“Accountants” will soon be extinct

You’ll never hear Richard Kleiner call himself an “accountant”, and it’s not a word you’ll see on his firm’s website, either. Actually, that’s not quite true. If you Google “Gerald Edelman” the first thing you’ll see is: “If you’re looking for an ‘accountant’, you’re in the wrong place.” That’s a fairly decisive rejection of the term. So why are people who offer auditing and compliance services shunning a word used to name someone who does those things?

Richard says: “‘Accountant’ describes what certain professional advisors did in the past. It’s limiting and outdated and does not describe the depth and breadth of services that the 21st century ‘accountant’ actually offers.
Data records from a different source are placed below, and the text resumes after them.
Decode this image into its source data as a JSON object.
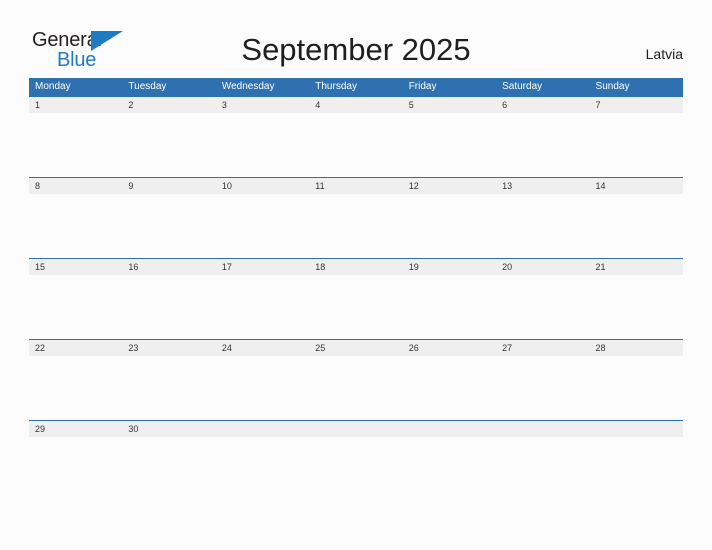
{
  "brand": {
    "name_part1": "General",
    "name_part2": "Blue",
    "triangle_icon": "blue-triangle-icon",
    "accent_color": "#1f7bc1",
    "text_color": "#231f20"
  },
  "header": {
    "title": "September 2025",
    "country": "Latvia"
  },
  "calendar": {
    "header_color": "#2e70b0",
    "band_color": "#efefef",
    "weekday_headers": [
      "Monday",
      "Tuesday",
      "Wednesday",
      "Thursday",
      "Friday",
      "Saturday",
      "Sunday"
    ],
    "weeks": [
      {
        "days": [
          "1",
          "2",
          "3",
          "4",
          "5",
          "6",
          "7"
        ]
      },
      {
        "days": [
          "8",
          "9",
          "10",
          "11",
          "12",
          "13",
          "14"
        ]
      },
      {
        "days": [
          "15",
          "16",
          "17",
          "18",
          "19",
          "20",
          "21"
        ]
      },
      {
        "days": [
          "22",
          "23",
          "24",
          "25",
          "26",
          "27",
          "28"
        ]
      },
      {
        "days": [
          "29",
          "30",
          "",
          "",
          "",
          "",
          ""
        ]
      }
    ]
  }
}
I don’t feel comfortable using ‘accountant’ to describe what I do, and we prefer not to use it as a firm.”

Instead, Gerald Edelman shout about their ability to “think beyond accountancy”. Richard explains why: “A lot of compliance work will soon be done – dare I say it – by machines. The future of the profession requires us to move beyond the traditional understanding of what ‘accountancy’ means.”

At the heart of Richard’s argument is the idea that today’s clients demand far more than old-school accountancy services. They want creative solutions, new business ideas and memorable experiences.

“Clients want firms that add real value, offer thought-provoking challenges and introduce them to interesting and useful contacts,” says Richard. “It’s a given that you’ll be good at compliance. Doing tax returns nicely is not a strong selling point. Clients want professionals who can help them to grow and assist them in all sorts of ways. That’s why we encourage them to ask us – quite literally – anything. We aspire to be their first port of call, whatever they need.”

By “going beyond accountancy” rather than “being excellent accountants”, Richard makes an important distinction and pushes his organisation in a different direction. “The definition of ‘beyond’ is ‘superior to’; ‘surpassing’; ‘above’,” he says. “So ‘going beyond’ means having the aspiration to always try to go that extra mile; to always attempt to surpass expectations.”

Richard and his partners have injected their “beyond” philosophy into Gerald Edelman’s bloodstream by setting a clear, simple target. Like all good targets it floats on the horizon, pulling the whole team forward while remaining tantalisingly beyond reach. This goal is to be “genuinely exceptional” in every interaction – whether with clients, intermediaries, suppliers or colleagues. Richard says: “Each interaction should leave the other person feeling inspired – but the most important thing to remember is that you’re only ever as good as your next interaction; your last one doesn’t count. You can never rest on your laurels. You can never sit back and say: ‘I’ve nailed it’. Life is not like that. You can’t afford to be complacent.”

So, will accountants soon be extinct? The truth is that accountants who offer nothing but the traditional, robotic services of compliance and auditing may well quickly disappear. When Gerald Edelman’s CEO says, “If you’re looking for an ‘accountant’, you’re in the wrong place,” it is because he recognises that clients today demand something beyond…